Often used as a term to describe a friendly takeover, the Blitzkrieg tender offer is characterized by an offer made to investors and owners of a company that is so attractive that there is no possible chance of the offer being rejected. While employing a term that dates back to World War II, the Blitzkrieg tender offer is not based in any type of wartime strategy, but instead refers to the speedy nature of the acceptance of the offer once the potential buyer or group of buyers presents it.
Unlike a hostile takeover, a Blitzkrieg tender offer does not include any attempt to secure controlling interest in a company without the knowledge of the current shareholders or owners.
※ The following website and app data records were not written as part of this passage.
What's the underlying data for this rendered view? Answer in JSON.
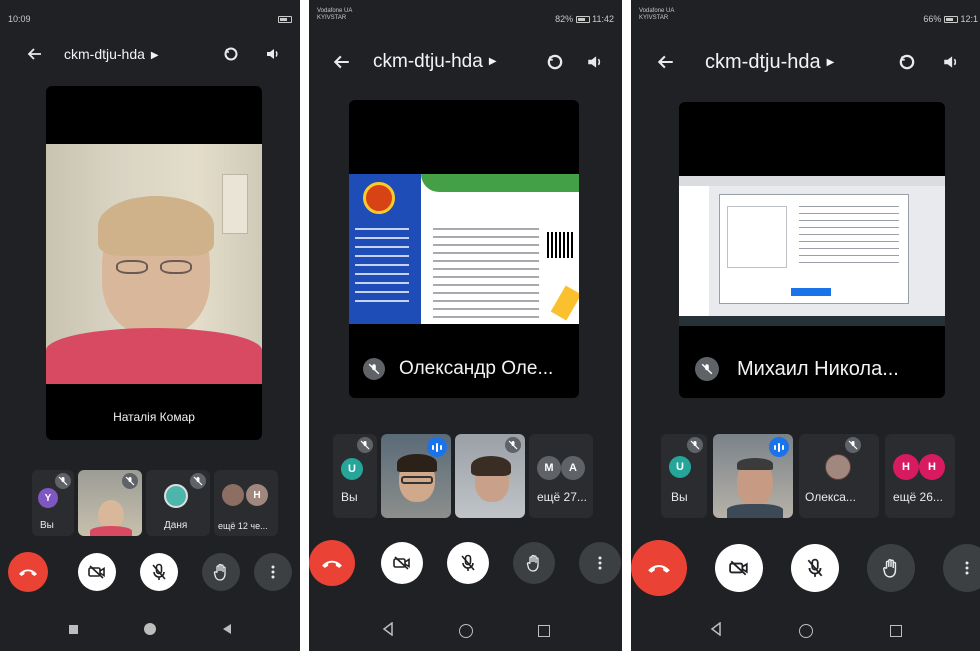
{
  "meeting": {
    "code": "ckm-dtju-hda"
  },
  "colors": {
    "background": "#202124",
    "end_call": "#ea4335",
    "accent_blue": "#1a73e8",
    "tile": "#2b2c2f"
  },
  "phones": [
    {
      "status": {
        "time": "10:09",
        "carrier": ""
      },
      "main_tile": {
        "name": "Наталія Комар"
      },
      "thumbnails": [
        {
          "label": "Вы",
          "avatar_letter": "Y"
        },
        {
          "label": ""
        },
        {
          "label": "Даня"
        },
        {
          "label": "ещё 12 че...",
          "avatar_letter": "H"
        }
      ]
    },
    {
      "status": {
        "carrier": "Vodafone UA KYIVSTAR",
        "battery": "82%",
        "time": "11:42"
      },
      "main_tile": {
        "name": "Олександр Оле..."
      },
      "thumbnails": [
        {
          "label": "Вы",
          "avatar_letter": "U"
        },
        {
          "label": ""
        },
        {
          "label": ""
        },
        {
          "label": "ещё 27...",
          "avatar_letters": [
            "M",
            "A"
          ]
        }
      ]
    },
    {
      "status": {
        "carrier": "Vodafone UA KYIVSTAR",
        "battery": "66%",
        "time": "12:1"
      },
      "main_tile": {
        "name": "Михаил Никола..."
      },
      "thumbnails": [
        {
          "label": "Вы",
          "avatar_letter": "U"
        },
        {
          "label": ""
        },
        {
          "label": "Олекса..."
        },
        {
          "label": "ещё 26...",
          "avatar_letters": [
            "H",
            "H"
          ]
        }
      ]
    }
  ]
}
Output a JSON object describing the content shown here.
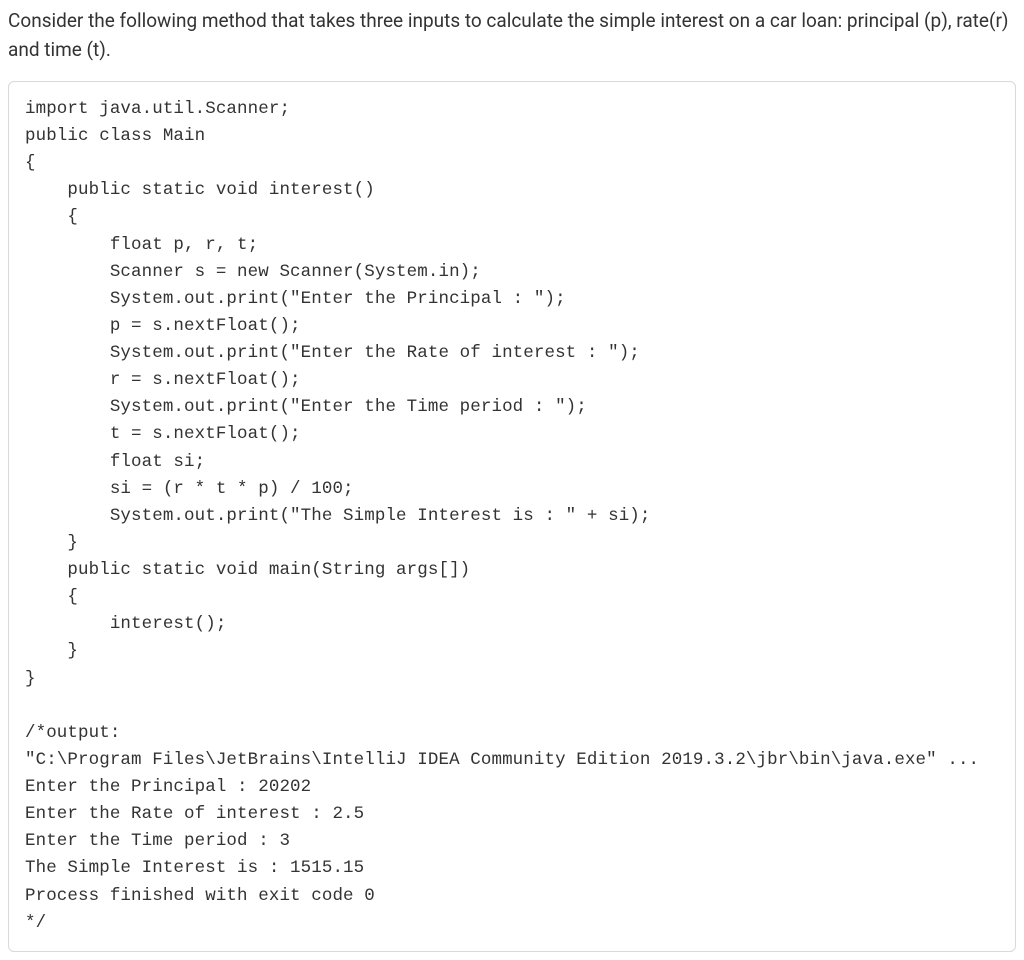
{
  "intro": "Consider the following method that takes three inputs to calculate the simple interest on a car loan: principal (p), rate(r) and time (t).",
  "code_lines": [
    "import java.util.Scanner;",
    "public class Main",
    "{",
    "    public static void interest()",
    "    {",
    "        float p, r, t;",
    "        Scanner s = new Scanner(System.in);",
    "        System.out.print(\"Enter the Principal : \");",
    "        p = s.nextFloat();",
    "        System.out.print(\"Enter the Rate of interest : \");",
    "        r = s.nextFloat();",
    "        System.out.print(\"Enter the Time period : \");",
    "        t = s.nextFloat();",
    "        float si;",
    "        si = (r * t * p) / 100;",
    "        System.out.print(\"The Simple Interest is : \" + si);",
    "    }",
    "    public static void main(String args[])",
    "    {",
    "        interest();",
    "    }",
    "}",
    "",
    "/*output:",
    "\"C:\\Program Files\\JetBrains\\IntelliJ IDEA Community Edition 2019.3.2\\jbr\\bin\\java.exe\" ...",
    "Enter the Principal : 20202",
    "Enter the Rate of interest : 2.5",
    "Enter the Time period : 3",
    "The Simple Interest is : 1515.15",
    "Process finished with exit code 0",
    "*/"
  ]
}
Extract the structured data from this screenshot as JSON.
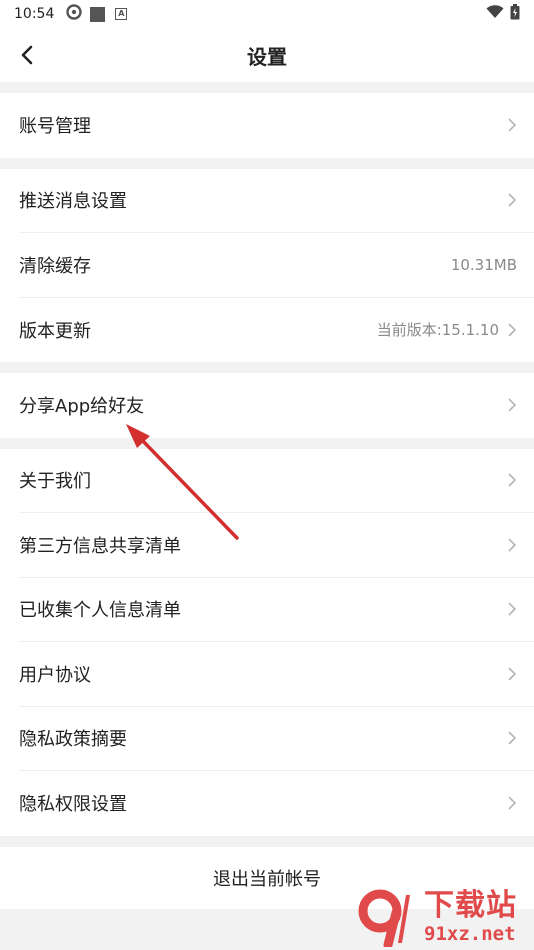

The strategy involves approaching the owners and shareholders directly, and submitting a compelling offer that will immediately pique the interest of all involved parties. Generally, takeovers of this type progress somewhat rapidly, with current owners and investors entering into dialogue with the potential buyers that tends to lead to offer acceptance in a short period of time.
Once the offer has been accepted, the progression of a Blitzkrieg tender offer can move along quickly. The owners and shareholders generally engage the services of legal counsel to finalize the terms of the sale and make sure all the supporting documents are in place. Inventory listings and other pertinent paperwork relating to the operation of the company is forwarded to the new owners, and announcements to the employees are made. In many cases, the new owners participate with the former owners to make the announcements to the employee base, as well as to the clients of the corporation. Often, press releases are drafted and forwarded to the appropriate outlets once the employees are informed of the change in ownership, and press conferences may be scheduled with industry media outlets.
In most cases, a Blitzkrieg tender offer is researched in detail before it is ever extended to the current owners and shareholders. This comprehensive research not only helps to increase the chances that the offer will be accepted, but also proves helpful in escalating the acquisition process once all parties agree on the terms.